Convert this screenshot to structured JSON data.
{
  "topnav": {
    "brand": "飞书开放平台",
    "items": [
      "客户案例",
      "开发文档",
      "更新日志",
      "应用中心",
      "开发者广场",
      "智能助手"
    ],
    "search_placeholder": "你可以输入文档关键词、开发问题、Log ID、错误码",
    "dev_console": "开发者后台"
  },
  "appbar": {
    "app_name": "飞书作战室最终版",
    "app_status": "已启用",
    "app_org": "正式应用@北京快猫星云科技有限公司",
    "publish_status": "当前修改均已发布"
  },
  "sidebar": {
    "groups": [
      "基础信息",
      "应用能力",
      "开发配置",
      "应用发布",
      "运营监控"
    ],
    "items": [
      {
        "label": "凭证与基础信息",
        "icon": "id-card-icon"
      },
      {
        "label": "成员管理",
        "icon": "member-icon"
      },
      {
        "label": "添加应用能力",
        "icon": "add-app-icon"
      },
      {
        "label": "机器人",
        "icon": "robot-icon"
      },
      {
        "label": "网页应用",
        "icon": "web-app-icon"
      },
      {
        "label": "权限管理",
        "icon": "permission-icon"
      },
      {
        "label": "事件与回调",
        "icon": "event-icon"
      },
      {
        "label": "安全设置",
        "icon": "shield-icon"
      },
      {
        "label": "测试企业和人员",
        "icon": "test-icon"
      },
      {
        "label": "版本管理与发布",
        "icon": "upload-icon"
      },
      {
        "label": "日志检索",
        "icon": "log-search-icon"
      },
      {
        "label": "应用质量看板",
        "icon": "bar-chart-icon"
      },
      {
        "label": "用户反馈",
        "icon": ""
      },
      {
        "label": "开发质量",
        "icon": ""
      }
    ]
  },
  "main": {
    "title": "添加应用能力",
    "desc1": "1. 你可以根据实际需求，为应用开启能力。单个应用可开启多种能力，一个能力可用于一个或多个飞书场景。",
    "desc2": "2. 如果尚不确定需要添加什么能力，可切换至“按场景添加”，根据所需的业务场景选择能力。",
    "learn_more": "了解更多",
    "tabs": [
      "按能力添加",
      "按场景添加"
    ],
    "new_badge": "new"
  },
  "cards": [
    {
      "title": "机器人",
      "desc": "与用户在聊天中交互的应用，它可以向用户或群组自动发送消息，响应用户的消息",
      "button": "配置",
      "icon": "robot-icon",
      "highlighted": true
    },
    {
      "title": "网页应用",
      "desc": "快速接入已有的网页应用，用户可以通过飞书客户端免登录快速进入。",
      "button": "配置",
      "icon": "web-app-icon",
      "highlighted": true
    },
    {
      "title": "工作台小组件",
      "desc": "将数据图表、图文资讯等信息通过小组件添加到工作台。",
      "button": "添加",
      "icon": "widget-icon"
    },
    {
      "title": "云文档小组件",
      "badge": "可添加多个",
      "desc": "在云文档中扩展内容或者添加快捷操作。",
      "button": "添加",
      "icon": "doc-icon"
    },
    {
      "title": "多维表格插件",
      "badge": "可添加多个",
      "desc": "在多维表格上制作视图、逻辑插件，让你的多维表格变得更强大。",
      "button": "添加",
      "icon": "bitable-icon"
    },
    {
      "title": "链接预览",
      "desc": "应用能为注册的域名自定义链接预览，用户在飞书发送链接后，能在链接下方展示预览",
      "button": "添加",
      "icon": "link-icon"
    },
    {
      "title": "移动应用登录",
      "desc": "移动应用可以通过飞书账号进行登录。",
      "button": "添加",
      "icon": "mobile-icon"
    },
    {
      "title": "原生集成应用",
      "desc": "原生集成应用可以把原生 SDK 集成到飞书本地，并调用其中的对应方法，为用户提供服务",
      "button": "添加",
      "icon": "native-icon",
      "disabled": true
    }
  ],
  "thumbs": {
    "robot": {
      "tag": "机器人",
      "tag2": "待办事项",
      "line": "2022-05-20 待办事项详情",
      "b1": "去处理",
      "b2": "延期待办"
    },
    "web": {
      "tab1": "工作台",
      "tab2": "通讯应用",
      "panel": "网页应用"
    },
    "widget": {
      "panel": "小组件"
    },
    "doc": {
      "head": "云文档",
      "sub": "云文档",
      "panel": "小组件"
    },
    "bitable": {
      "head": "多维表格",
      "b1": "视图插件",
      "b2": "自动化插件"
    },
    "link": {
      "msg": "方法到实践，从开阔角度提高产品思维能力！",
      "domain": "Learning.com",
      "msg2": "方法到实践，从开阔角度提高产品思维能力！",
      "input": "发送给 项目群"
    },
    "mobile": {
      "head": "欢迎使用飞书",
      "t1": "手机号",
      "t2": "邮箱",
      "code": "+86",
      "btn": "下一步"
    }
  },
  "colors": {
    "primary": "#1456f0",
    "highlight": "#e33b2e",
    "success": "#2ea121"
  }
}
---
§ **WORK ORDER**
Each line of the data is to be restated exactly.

§ **OUTPUT OF THE EXERCISE**
Convert this screenshot to structured JSON data.
{
  "topnav": {
    "brand": "飞书开放平台",
    "items": [
      "客户案例",
      "开发文档",
      "更新日志",
      "应用中心",
      "开发者广场",
      "智能助手"
    ],
    "search_placeholder": "你可以输入文档关键词、开发问题、Log ID、错误码",
    "dev_console": "开发者后台"
  },
  "appbar": {
    "app_name": "飞书作战室最终版",
    "app_status": "已启用",
    "app_org": "正式应用@北京快猫星云科技有限公司",
    "publish_status": "当前修改均已发布"
  },
  "sidebar": {
    "groups": [
      "基础信息",
      "应用能力",
      "开发配置",
      "应用发布",
      "运营监控"
    ],
    "items": [
      {
        "label": "凭证与基础信息",
        "icon": "id-card-icon"
      },
      {
        "label": "成员管理",
        "icon": "member-icon"
      },
      {
        "label": "添加应用能力",
        "icon": "add-app-icon"
      },
      {
        "label": "机器人",
        "icon": "robot-icon"
      },
      {
        "label": "网页应用",
        "icon": "web-app-icon"
      },
      {
        "label": "权限管理",
        "icon": "permission-icon"
      },
      {
        "label": "事件与回调",
        "icon": "event-icon"
      },
      {
        "label": "安全设置",
        "icon": "shield-icon"
      },
      {
        "label": "测试企业和人员",
        "icon": "test-icon"
      },
      {
        "label": "版本管理与发布",
        "icon": "upload-icon"
      },
      {
        "label": "日志检索",
        "icon": "log-search-icon"
      },
      {
        "label": "应用质量看板",
        "icon": "bar-chart-icon"
      },
      {
        "label": "用户反馈",
        "icon": ""
      },
      {
        "label": "开发质量",
        "icon": ""
      }
    ]
  },
  "main": {
    "title": "添加应用能力",
    "desc1": "1. 你可以根据实际需求，为应用开启能力。单个应用可开启多种能力，一个能力可用于一个或多个飞书场景。",
    "desc2": "2. 如果尚不确定需要添加什么能力，可切换至“按场景添加”，根据所需的业务场景选择能力。",
    "learn_more": "了解更多",
    "tabs": [
      "按能力添加",
      "按场景添加"
    ],
    "new_badge": "new"
  },
  "cards": [
    {
      "title": "机器人",
      "desc": "与用户在聊天中交互的应用，它可以向用户或群组自动发送消息，响应用户的消息",
      "button": "配置",
      "icon": "robot-icon",
      "highlighted": true
    },
    {
      "title": "网页应用",
      "desc": "快速接入已有的网页应用，用户可以通过飞书客户端免登录快速进入。",
      "button": "配置",
      "icon": "web-app-icon",
      "highlighted": true
    },
    {
      "title": "工作台小组件",
      "desc": "将数据图表、图文资讯等信息通过小组件添加到工作台。",
      "button": "添加",
      "icon": "widget-icon"
    },
    {
      "title": "云文档小组件",
      "badge": "可添加多个",
      "desc": "在云文档中扩展内容或者添加快捷操作。",
      "button": "添加",
      "icon": "doc-icon"
    },
    {
      "title": "多维表格插件",
      "badge": "可添加多个",
      "desc": "在多维表格上制作视图、逻辑插件，让你的多维表格变得更强大。",
      "button": "添加",
      "icon": "bitable-icon"
    },
    {
      "title": "链接预览",
      "desc": "应用能为注册的域名自定义链接预览，用户在飞书发送链接后，能在链接下方展示预览",
      "button": "添加",
      "icon": "link-icon"
    },
    {
      "title": "移动应用登录",
      "desc": "移动应用可以通过飞书账号进行登录。",
      "button": "添加",
      "icon": "mobile-icon"
    },
    {
      "title": "原生集成应用",
      "desc": "原生集成应用可以把原生 SDK 集成到飞书本地，并调用其中的对应方法，为用户提供服务",
      "button": "添加",
      "icon": "native-icon",
      "disabled": true
    }
  ],
  "thumbs": {
    "robot": {
      "tag": "机器人",
      "tag2": "待办事项",
      "line": "2022-05-20 待办事项详情",
      "b1": "去处理",
      "b2": "延期待办"
    },
    "web": {
      "tab1": "工作台",
      "tab2": "通讯应用",
      "panel": "网页应用"
    },
    "widget": {
      "panel": "小组件"
    },
    "doc": {
      "head": "云文档",
      "sub": "云文档",
      "panel": "小组件"
    },
    "bitable": {
      "head": "多维表格",
      "b1": "视图插件",
      "b2": "自动化插件"
    },
    "link": {
      "msg": "方法到实践，从开阔角度提高产品思维能力！",
      "domain": "Learning.com",
      "msg2": "方法到实践，从开阔角度提高产品思维能力！",
      "input": "发送给 项目群"
    },
    "mobile": {
      "head": "欢迎使用飞书",
      "t1": "手机号",
      "t2": "邮箱",
      "code": "+86",
      "btn": "下一步"
    }
  },
  "colors": {
    "primary": "#1456f0",
    "highlight": "#e33b2e",
    "success": "#2ea121"
  }
}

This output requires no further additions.